Jump to content
Gibson Brands Forums

Most key-intensive tracks.


Recommended Posts

There is that one track that Benny Goodman tried to use to sabotage Charlie Christian's entry into the band.

No, it wasn't a Charlie-thing, he just hated everyone within reach of his legendary ice-cold stare.

Key changes beyond belief,

No, I ain't ever gonna try...

I can't remember the exact name

it sounds like Clamydia....


That first track from Todd Rundgren's Live album ca 1975

A full crew of synthesizers and an otherwise unsofisticated Mustang doing the impossible.

Masterful use of changes, and its live setting reflects the absolute rush that only comes when you have a good crew playing live.


Blackmore's Gates of Babylon, the angry guitarist...

Only surpassed in intensity by Stargazer, the key changes within the solo go places that only tropical mushrooms above 3,000 ft can compete with.

He mentions those two as his best work.

I still have problems trying to disagree with that.


Lets see what you guys come up with.

Link to comment
Share on other sites

There is a jazz standard, I Didn't Know What Time It Was that somebody has also called, I Didn't Know What Key It Was .


Strictly speaking, it's unusual for the key to change i.e. for there to be more than one key signature in a piece, at least in the jazz I'm familiar with. But it is common for the tone centre to change. That is, you will find that you need different scales for soloing over different parts of the piece and you will see chords that are not built from the scale associated with the key signature.
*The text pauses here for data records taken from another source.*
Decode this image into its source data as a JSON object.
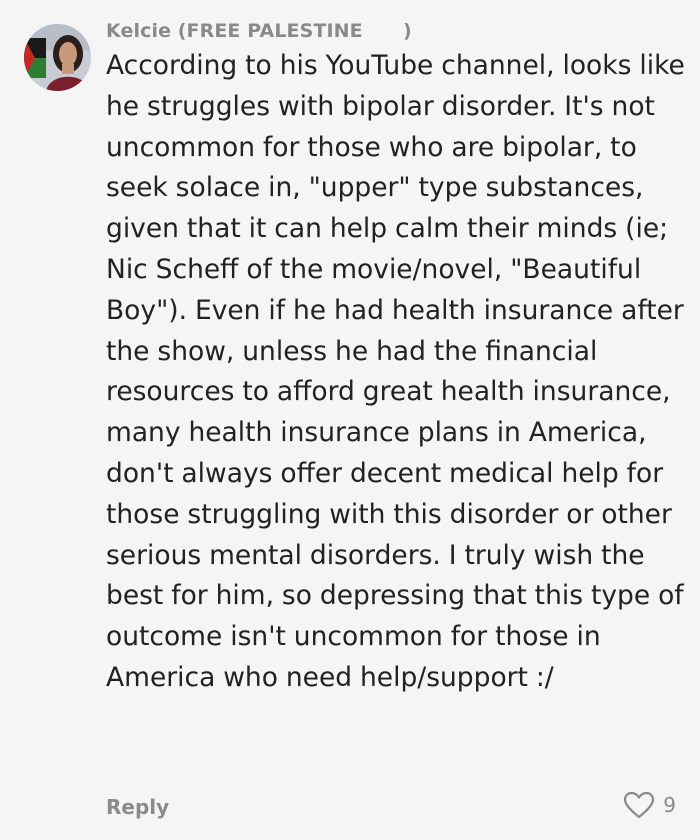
{
  "comment": {
    "username": "Kelcie (FREE PALESTINE      )",
    "text": "According to his YouTube channel, looks like he struggles with bipolar disorder. It's not uncommon for those who are bipolar, to seek solace in, \"upper\" type substances, given that it can help calm their minds (ie; Nic Scheff of the movie/novel, \"Beautiful Boy\"). Even if he had health insurance after the show, unless he had the financial resources to afford great health insurance, many health insurance plans in America, don't always offer decent medical help for those struggling with this disorder or other serious mental disorders. I truly wish the best for him, so depressing that this type of outcome isn't uncommon for those in America who need help/support :/",
    "reply_label": "Reply",
    "like_count": "9",
    "like_icon": "heart-outline-icon"
  },
  "colors": {
    "background": "#f5f5f5",
    "meta_text": "#8a8a8a",
    "body_text": "#222222"
  }
}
Since getting into jazz, I think of the key signature as simply a means of specifying where the melody sits on the staff. It doesn't determine what chords or notes are "permitted".



Link to comment
Share on other sites

Key changes are a good way of adding interest to music, but they are also a dreadful cliche when handled badly (think big ballad on American Idol). And let us remember the cost of the ability to change keys.....


Just Intonation

Sounds good 'in key' but severely limits key changes.


Meantone Intonation

Does not sound quite so 'natural' but does allow a selection of key changes.


Pythagorean Intonation

Is rather unmusical sounding - and I have never played it long enough to try key changes.


Equally Tempered Intonation

Sounds 'OK' at best in any key, but does allow pretty much unlimited key changes.

Link to comment
Share on other sites


This topic is now archived and is closed to further replies.

  • Create New...